This Tigers runner shuffles off on
the pitch and is in position to
land properly at the right time.
A secondary lead is the extra lead base runners take when the ball is traveling to home plate. Others call it "shuffling off on the pitch" but it's all the same thing. This post is specifically going to deal with a very important piece that must occur at the end of a secondary lead. It simply involves landing with the proper foot at the proper time. It doesn't matter what base the runner is on.
When a runner takes a secondary lead, they must land with their right foot as the ball crosses the hitting zone.
Jason Werth easily gets picked off
on a catcher's snap throw in the
2009 World Series.
(NY Post Photo)
There are no exceptions to this rule. When a runner lands with his right foot as the ball crosses the hitting zone he can plant and return to the bag very easily and quickly if necessary. He is also in a good position to take off running if the ball is hit. A runner that lands with his left foot as the ball crosses the zone will be squared up to the next base (shoulders and/or hips) and is in a horrible position if he has to return to the bag quickly. He is making it very likely that he will get picked off by the catcher after the pitch. This is also true for a runner who is late landing with their right foot. If this is the case, the runner is still moving away from the bag after the catcher has caught the ball. On a snap throw by the catcher, the runner in this scenario will take longer to get back and increases the odds he will be out.
A note to catchers and infielders:
You should be looking for runners who either land with the incorrect foot or have poor timing of their right foot landing.

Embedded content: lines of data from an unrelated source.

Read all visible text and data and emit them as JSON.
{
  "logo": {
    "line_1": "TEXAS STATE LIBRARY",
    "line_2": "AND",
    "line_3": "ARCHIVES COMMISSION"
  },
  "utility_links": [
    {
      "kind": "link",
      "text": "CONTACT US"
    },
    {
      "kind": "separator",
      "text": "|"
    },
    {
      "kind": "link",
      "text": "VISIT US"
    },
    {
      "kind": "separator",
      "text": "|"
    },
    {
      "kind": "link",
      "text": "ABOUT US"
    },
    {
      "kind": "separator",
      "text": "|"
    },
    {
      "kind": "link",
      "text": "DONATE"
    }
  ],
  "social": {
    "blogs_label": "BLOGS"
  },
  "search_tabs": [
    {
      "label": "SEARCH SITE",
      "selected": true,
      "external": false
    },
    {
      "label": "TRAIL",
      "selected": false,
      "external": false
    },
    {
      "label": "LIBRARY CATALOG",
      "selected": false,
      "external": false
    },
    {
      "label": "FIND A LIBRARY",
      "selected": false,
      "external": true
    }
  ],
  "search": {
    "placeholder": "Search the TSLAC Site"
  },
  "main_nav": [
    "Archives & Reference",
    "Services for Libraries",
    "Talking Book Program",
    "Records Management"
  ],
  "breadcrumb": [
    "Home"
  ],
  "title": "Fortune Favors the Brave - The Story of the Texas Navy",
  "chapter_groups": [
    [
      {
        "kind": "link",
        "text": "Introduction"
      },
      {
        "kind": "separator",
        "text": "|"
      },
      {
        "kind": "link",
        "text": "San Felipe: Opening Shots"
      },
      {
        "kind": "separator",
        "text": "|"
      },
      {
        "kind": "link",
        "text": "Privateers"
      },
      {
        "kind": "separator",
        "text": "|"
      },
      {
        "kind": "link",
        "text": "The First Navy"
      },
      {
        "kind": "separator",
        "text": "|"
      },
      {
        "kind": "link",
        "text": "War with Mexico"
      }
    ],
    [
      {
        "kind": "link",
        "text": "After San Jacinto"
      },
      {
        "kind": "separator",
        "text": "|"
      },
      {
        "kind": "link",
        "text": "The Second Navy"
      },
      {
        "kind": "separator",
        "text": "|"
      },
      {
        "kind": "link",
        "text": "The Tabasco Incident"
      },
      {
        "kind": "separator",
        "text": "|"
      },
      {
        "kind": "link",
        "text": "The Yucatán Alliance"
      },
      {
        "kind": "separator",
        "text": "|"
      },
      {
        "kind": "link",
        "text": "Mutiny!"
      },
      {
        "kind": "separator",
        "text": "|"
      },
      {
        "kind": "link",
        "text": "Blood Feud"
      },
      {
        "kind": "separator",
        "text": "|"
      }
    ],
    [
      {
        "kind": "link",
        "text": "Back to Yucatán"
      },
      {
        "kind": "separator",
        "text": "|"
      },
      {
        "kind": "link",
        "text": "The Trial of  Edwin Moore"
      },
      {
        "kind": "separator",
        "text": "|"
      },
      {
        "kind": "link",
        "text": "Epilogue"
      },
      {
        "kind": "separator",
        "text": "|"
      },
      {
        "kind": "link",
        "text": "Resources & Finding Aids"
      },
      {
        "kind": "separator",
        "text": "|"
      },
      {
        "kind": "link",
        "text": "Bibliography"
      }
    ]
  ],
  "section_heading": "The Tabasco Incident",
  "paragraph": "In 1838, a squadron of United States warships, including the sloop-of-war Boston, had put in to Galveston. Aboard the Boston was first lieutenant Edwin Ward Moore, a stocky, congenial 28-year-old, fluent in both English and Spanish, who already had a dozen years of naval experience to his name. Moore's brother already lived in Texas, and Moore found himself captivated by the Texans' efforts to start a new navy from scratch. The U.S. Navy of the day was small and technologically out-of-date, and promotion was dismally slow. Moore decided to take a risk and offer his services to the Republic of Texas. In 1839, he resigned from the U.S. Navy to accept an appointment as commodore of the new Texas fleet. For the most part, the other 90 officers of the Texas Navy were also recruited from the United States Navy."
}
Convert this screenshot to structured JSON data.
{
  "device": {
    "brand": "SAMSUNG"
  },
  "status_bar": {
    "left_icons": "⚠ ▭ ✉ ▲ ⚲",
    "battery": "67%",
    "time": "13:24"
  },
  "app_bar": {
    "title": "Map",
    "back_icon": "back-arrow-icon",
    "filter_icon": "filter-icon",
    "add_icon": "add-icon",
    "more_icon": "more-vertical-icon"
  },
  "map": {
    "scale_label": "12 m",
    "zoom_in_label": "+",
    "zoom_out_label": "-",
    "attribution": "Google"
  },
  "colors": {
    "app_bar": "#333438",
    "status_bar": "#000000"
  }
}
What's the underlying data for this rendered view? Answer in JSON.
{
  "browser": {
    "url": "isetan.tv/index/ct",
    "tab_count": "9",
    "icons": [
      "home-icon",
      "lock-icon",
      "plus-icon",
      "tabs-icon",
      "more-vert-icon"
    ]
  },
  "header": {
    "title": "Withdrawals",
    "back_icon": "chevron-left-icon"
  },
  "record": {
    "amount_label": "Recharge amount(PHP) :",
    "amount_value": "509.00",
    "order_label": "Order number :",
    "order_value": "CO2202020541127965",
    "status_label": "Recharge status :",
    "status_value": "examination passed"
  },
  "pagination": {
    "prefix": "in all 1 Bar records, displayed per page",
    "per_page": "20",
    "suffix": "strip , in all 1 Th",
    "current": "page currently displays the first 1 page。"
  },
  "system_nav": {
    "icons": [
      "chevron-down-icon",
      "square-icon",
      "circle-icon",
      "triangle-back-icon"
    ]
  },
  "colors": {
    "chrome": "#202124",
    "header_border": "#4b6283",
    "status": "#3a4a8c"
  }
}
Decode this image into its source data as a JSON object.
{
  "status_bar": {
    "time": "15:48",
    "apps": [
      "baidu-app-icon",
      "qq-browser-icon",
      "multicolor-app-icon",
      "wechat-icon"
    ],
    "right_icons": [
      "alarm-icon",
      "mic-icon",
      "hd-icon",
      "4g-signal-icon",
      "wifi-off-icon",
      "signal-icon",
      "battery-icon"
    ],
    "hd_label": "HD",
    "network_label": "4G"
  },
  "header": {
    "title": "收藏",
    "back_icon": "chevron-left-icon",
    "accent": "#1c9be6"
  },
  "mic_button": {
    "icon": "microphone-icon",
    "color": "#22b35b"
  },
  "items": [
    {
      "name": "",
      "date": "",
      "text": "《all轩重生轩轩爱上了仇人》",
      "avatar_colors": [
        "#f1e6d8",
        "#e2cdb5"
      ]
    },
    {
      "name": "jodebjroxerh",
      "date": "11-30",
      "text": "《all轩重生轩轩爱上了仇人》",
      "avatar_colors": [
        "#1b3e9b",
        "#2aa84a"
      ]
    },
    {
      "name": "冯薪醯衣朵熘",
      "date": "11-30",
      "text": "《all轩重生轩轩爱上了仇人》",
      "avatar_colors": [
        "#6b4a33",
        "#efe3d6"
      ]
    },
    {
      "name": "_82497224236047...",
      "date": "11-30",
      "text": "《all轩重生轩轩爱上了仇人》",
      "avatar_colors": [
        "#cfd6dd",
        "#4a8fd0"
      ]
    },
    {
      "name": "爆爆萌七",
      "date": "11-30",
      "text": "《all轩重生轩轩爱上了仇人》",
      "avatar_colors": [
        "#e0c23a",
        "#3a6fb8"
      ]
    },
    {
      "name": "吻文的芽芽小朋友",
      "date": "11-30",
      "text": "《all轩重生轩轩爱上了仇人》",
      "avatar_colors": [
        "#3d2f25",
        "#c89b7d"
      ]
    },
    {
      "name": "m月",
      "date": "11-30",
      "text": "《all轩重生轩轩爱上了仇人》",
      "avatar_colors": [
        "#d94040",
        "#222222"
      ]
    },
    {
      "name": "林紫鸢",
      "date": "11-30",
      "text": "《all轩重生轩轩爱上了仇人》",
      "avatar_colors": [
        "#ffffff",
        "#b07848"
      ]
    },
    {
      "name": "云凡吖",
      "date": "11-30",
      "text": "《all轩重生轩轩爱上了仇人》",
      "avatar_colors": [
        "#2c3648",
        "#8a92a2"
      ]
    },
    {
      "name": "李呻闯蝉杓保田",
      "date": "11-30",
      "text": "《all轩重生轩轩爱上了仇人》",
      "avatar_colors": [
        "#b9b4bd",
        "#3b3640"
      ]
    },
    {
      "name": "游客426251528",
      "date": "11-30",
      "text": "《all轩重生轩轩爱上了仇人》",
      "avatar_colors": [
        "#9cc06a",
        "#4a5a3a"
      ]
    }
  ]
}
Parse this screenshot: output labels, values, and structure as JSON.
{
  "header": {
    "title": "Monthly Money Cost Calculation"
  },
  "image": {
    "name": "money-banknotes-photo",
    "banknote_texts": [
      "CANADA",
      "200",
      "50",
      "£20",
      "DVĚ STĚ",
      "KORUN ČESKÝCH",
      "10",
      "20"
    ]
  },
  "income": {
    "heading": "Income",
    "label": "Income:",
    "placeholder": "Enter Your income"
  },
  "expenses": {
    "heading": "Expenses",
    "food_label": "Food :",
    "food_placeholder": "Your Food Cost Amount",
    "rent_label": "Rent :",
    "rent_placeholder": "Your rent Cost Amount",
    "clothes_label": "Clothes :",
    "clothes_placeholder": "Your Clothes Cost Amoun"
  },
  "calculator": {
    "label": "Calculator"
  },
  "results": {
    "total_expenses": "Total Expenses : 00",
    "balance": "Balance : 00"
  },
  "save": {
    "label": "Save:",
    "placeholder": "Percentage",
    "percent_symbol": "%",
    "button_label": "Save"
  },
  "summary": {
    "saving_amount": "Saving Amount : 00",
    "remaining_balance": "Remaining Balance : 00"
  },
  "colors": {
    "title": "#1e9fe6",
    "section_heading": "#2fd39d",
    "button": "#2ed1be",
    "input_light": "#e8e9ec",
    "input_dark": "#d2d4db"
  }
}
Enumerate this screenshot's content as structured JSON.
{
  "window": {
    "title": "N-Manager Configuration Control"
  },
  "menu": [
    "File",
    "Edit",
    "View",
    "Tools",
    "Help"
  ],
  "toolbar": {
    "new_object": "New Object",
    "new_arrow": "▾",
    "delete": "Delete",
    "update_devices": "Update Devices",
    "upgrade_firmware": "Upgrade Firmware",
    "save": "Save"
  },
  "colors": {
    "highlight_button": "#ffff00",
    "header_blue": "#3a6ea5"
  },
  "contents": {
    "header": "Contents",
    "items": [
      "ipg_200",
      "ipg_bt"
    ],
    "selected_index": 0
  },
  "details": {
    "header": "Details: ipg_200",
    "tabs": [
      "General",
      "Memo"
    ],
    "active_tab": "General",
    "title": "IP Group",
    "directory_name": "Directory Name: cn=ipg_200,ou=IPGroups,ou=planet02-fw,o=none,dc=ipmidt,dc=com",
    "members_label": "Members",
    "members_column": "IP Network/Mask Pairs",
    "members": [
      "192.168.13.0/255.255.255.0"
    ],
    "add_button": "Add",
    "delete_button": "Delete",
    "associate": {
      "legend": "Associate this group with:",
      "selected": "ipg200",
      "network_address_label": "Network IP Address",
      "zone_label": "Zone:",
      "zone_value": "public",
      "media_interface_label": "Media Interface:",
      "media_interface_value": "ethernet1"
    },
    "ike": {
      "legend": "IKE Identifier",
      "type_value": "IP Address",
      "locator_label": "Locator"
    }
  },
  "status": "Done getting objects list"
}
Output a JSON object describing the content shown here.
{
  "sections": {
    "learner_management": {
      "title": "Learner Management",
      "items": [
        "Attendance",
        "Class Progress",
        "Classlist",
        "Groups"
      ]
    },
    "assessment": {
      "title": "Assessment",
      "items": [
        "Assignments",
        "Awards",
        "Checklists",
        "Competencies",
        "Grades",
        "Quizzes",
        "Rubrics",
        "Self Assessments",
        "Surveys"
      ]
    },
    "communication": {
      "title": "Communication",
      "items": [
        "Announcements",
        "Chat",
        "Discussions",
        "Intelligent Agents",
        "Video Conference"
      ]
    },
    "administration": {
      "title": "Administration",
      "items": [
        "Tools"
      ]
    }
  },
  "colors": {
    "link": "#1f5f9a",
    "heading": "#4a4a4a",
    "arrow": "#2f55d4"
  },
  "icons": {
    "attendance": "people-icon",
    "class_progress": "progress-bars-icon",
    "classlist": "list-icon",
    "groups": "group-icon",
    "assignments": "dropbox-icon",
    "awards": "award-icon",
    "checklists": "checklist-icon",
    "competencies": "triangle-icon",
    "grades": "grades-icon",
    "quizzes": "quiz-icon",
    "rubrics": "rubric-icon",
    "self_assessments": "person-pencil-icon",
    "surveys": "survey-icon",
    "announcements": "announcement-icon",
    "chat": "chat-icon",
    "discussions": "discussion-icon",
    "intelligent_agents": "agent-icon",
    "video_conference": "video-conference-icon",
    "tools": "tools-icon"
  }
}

They become prime targets. If you see this at any bag, relay a sign to the proper teammate and put on a pick-off following the pitch.